Washington Post Staff Writer
Saturday, April 24, 2010
Federal health officials are investigating the first hints of any possible significant complications from the H1N1 vaccine, but stressed that the concerns will probably turn out to be a false alarm.
The latest analysis of data has detected what could be a somewhat elevated rate of Guillain-Barré syndrome, which can cause paralysis and death; Bell’s palsy, a temporary facial paralysis; and thrombocytopenia, which is a low level of blood platelets, officials reported Friday. The data is being collected through five of the networks the government is using to monitor people who were inoculated against the swine flu.
Officials stressed that it is far too early to know whether the vaccine was increasing the risk of those conditions or whether there is some other explanation, such as doctors identifying more cases because of the intensive effort to pinpoint any safety problems with the vaccine.
Based on the preliminary report, the Health and Human Services Department’s National Vaccine Advisory Committee, which has been charged with monitoring the vaccine’s safety, voted unanimously to follow up on the findings. “We’re at the first step of determining whether there is a problem,” Guthrie S. Birkhead, who chairs the committee, said during a teleconference in which a subcommittee of experts presented its latest findings on the data. “There’s a lot more work to determine whether there is.”
Marie McCormick, who led the subcommittee, said there was a good chance the indications of problems could disappear with further analysis.
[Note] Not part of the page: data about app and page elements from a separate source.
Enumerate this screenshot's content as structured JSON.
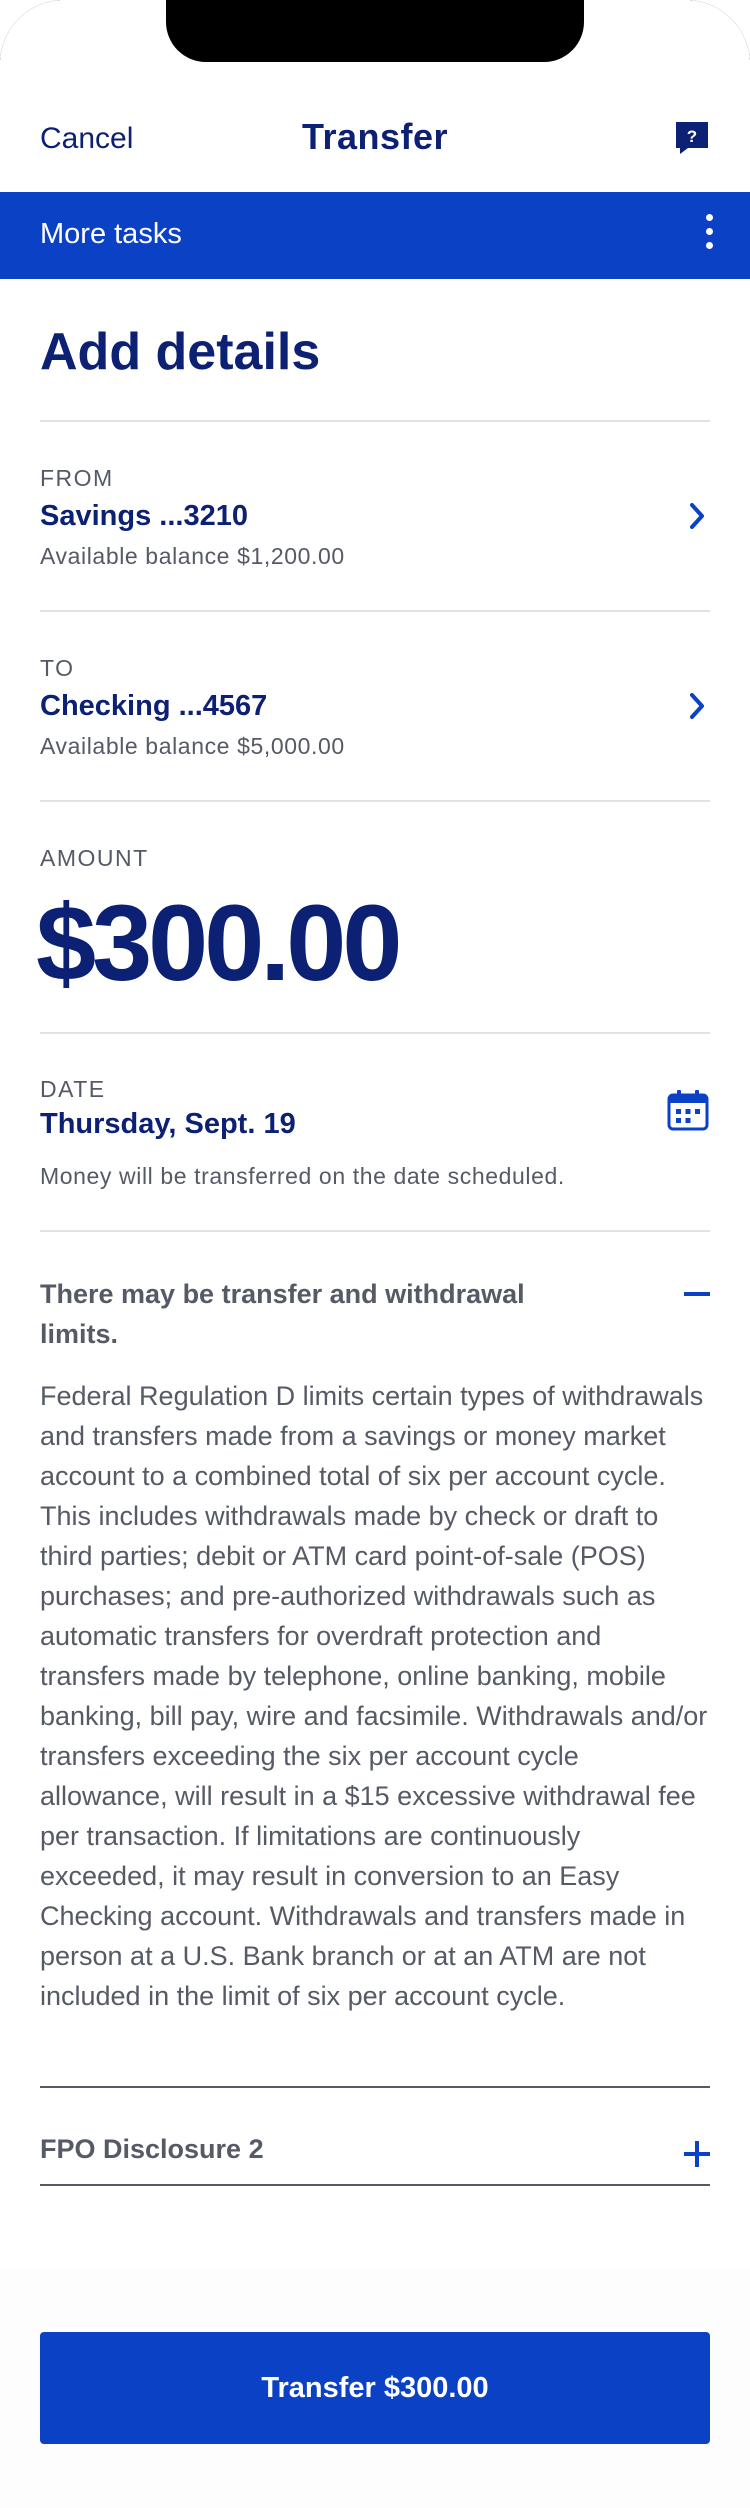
{
  "header": {
    "cancel_label": "Cancel",
    "title": "Transfer",
    "help_icon": "chat-help-icon"
  },
  "tasks_bar": {
    "label": "More tasks",
    "menu_icon": "kebab-menu-icon"
  },
  "section": {
    "title": "Add details"
  },
  "from": {
    "label": "FROM",
    "account": "Savings ...3210",
    "balance": "Available balance $1,200.00"
  },
  "to": {
    "label": "TO",
    "account": "Checking ...4567",
    "balance": "Available balance $5,000.00"
  },
  "amount": {
    "label": "AMOUNT",
    "value": "$300.00"
  },
  "date": {
    "label": "DATE",
    "value": "Thursday, Sept. 19",
    "note": "Money will be transferred on the date scheduled."
  },
  "limits": {
    "title": "There may be transfer and withdrawal limits.",
    "body": "Federal Regulation D limits certain types of withdrawals and transfers made from a savings or money market account to a combined total of six per account cycle. This includes withdrawals made by check or draft to third parties; debit or ATM card point-of-sale (POS) purchases; and pre-authorized withdrawals such as automatic transfers for overdraft protection and transfers made by telephone, online banking, mobile banking, bill pay, wire and facsimile. Withdrawals and/or transfers exceeding the six per account cycle allowance, will result in a $15 excessive withdrawal fee per transaction. If limitations are continuously exceeded, it may result in conversion to an Easy Checking account. Withdrawals and transfers made in person at a U.S. Bank branch or at an ATM are not included in the limit of six per account cycle."
  },
  "disclosure": {
    "label": "FPO Disclosure 2"
  },
  "footer": {
    "button_label": "Transfer $300.00"
  },
  "colors": {
    "brand_blue": "#0a41c5",
    "navy": "#0c2074",
    "gray_text": "#555a66"
  }
}
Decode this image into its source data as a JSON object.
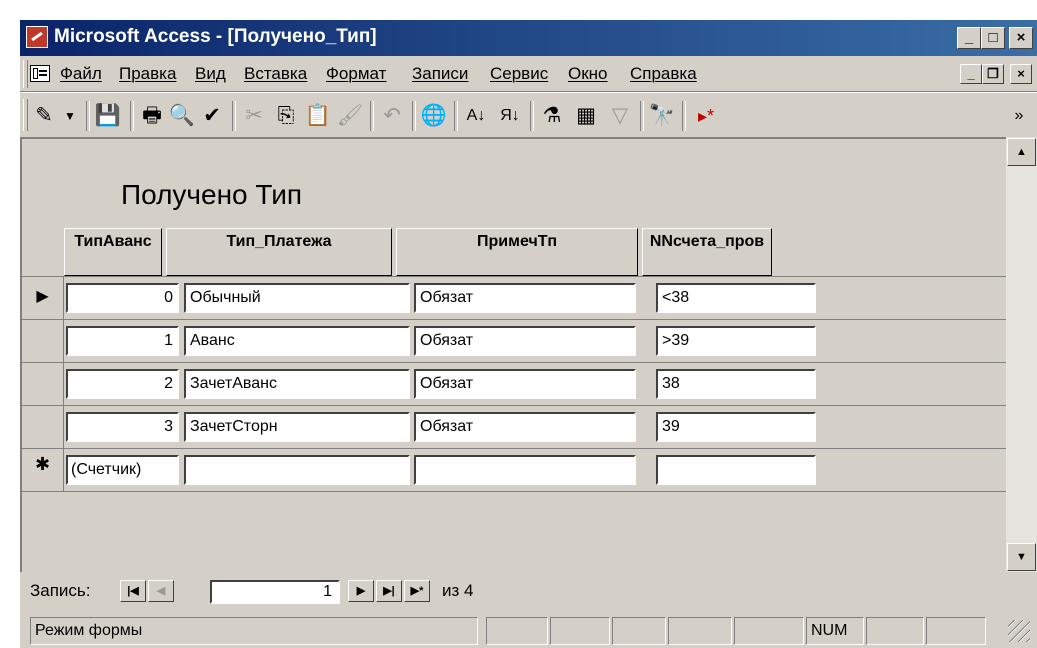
{
  "window": {
    "title": "Microsoft Access - [Получено_Тип]",
    "caption_buttons": {
      "minimize": "_",
      "maximize": "□",
      "close": "×"
    }
  },
  "menubar": {
    "items": [
      "Файл",
      "Правка",
      "Вид",
      "Вставка",
      "Формат",
      "Записи",
      "Сервис",
      "Окно",
      "Справка"
    ],
    "mdi_buttons": {
      "minimize": "_",
      "restore": "❐",
      "close": "×"
    }
  },
  "toolbar": {
    "icons": [
      "design-view-icon",
      "save-icon",
      "print-icon",
      "print-preview-icon",
      "spelling-icon",
      "cut-icon",
      "copy-icon",
      "paste-icon",
      "format-painter-icon",
      "undo-icon",
      "hyperlink-icon",
      "sort-ascending-icon",
      "sort-descending-icon",
      "filter-by-selection-icon",
      "filter-by-form-icon",
      "apply-filter-icon",
      "find-icon",
      "new-record-icon",
      "more-icon"
    ]
  },
  "form": {
    "title": "Получено Тип",
    "columns": [
      "ТипАванс",
      "Тип_Платежа",
      "ПримечТп",
      "NNсчета_пров"
    ],
    "rows": [
      {
        "tip_avans": "0",
        "tip_platezha": "Обычный",
        "primech": "Обязат",
        "nn": "<38"
      },
      {
        "tip_avans": "1",
        "tip_platezha": "Аванс",
        "primech": "Обязат",
        "nn": ">39"
      },
      {
        "tip_avans": "2",
        "tip_platezha": "ЗачетАванс",
        "primech": "Обязат",
        "nn": "38"
      },
      {
        "tip_avans": "3",
        "tip_platezha": "ЗачетСторн",
        "primech": "Обязат",
        "nn": "39"
      }
    ],
    "new_row": {
      "tip_avans": "(Счетчик)",
      "tip_platezha": "",
      "primech": "",
      "nn": ""
    },
    "selectors": {
      "current": "▶",
      "new": "✱"
    }
  },
  "navigation": {
    "label": "Запись:",
    "current_record": "1",
    "total": "из 4"
  },
  "statusbar": {
    "mode": "Режим формы",
    "num": "NUM"
  },
  "colors": {
    "titlebar_start": "#0a246a",
    "titlebar_end": "#3a6ea5",
    "face": "#d4d0c8"
  }
}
Even if the link with Guillain-Barrésyndrome is confirmed, the committee calculated the vaccine at most could be causing one extra case per 1 million people vaccinated.
“We have categorized this as a potential, not even a weak, signal,” McCormick said, adding that no signs of problems have been seen in the other networks of data the government has been analyzing.
Even if the possible risks turn out to be real, officials stressed that the danger of the flu remains far greater.